(Source data)
^^^^^^^^^^^^^^^^

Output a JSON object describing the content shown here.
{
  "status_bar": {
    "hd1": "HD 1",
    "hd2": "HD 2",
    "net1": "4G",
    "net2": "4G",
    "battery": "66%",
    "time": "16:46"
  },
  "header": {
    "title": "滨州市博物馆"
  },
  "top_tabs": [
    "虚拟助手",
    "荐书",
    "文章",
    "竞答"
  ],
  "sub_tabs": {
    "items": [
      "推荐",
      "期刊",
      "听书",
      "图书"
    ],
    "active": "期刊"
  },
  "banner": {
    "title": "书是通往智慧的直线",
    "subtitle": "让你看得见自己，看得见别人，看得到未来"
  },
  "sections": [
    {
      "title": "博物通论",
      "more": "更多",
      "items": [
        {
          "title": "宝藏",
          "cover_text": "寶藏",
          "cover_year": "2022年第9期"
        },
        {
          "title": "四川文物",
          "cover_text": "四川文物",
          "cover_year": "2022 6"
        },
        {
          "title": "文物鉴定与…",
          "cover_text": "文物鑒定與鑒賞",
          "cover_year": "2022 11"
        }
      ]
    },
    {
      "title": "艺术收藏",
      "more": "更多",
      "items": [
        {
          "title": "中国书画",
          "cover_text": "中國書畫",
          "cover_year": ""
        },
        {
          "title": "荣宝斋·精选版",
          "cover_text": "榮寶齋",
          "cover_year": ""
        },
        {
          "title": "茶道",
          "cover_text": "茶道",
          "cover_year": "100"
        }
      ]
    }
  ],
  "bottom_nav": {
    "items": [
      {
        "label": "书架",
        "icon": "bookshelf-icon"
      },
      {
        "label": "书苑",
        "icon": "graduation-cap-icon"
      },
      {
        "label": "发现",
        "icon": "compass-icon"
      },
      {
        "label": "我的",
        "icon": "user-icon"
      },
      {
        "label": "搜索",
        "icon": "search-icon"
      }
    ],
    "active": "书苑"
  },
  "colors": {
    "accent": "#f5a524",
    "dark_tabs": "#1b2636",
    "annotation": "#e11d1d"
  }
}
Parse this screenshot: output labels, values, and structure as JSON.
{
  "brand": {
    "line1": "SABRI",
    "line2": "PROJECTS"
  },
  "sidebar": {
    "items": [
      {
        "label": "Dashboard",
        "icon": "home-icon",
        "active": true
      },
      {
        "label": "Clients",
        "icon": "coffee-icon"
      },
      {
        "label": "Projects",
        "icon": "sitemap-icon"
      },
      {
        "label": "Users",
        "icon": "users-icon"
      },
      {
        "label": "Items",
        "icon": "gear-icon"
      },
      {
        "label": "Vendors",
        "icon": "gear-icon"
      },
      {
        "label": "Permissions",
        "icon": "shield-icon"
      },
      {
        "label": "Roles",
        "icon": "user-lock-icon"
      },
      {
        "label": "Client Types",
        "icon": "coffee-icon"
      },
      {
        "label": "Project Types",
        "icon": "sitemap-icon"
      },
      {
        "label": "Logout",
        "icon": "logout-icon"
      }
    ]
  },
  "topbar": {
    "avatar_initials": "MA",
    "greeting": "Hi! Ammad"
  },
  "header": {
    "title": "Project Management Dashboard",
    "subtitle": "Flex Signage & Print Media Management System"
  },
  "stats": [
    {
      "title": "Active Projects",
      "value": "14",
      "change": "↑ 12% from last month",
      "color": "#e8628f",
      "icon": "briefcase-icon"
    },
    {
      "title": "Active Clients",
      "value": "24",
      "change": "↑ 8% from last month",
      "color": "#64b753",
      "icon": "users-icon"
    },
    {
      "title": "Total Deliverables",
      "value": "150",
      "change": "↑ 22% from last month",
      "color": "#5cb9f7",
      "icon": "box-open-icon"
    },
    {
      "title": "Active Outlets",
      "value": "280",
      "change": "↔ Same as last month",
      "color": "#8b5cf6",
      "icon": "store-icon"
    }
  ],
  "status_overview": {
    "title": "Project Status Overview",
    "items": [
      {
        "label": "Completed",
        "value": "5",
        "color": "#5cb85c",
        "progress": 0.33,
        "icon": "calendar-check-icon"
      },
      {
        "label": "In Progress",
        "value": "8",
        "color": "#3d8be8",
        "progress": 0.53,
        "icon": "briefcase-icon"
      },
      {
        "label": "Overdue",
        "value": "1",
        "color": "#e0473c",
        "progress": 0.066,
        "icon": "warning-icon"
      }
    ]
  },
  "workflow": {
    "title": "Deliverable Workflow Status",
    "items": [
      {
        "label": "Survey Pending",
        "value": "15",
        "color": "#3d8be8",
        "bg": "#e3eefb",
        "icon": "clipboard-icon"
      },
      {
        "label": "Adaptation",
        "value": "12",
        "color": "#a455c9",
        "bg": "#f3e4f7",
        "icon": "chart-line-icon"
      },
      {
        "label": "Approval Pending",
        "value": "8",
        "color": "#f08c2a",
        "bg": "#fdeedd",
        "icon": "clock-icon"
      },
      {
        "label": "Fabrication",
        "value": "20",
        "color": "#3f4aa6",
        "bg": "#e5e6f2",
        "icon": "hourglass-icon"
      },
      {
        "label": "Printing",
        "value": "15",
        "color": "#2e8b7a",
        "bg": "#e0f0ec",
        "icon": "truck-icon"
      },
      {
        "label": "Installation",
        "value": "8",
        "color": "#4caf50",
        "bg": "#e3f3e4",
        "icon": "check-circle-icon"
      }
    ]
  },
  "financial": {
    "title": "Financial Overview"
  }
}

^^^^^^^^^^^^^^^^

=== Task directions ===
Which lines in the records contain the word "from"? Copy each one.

=== Your solution ===
      "change": "↑ 12% from last month",
      "change": "↑ 8% from last month",
      "change": "↑ 22% from last month",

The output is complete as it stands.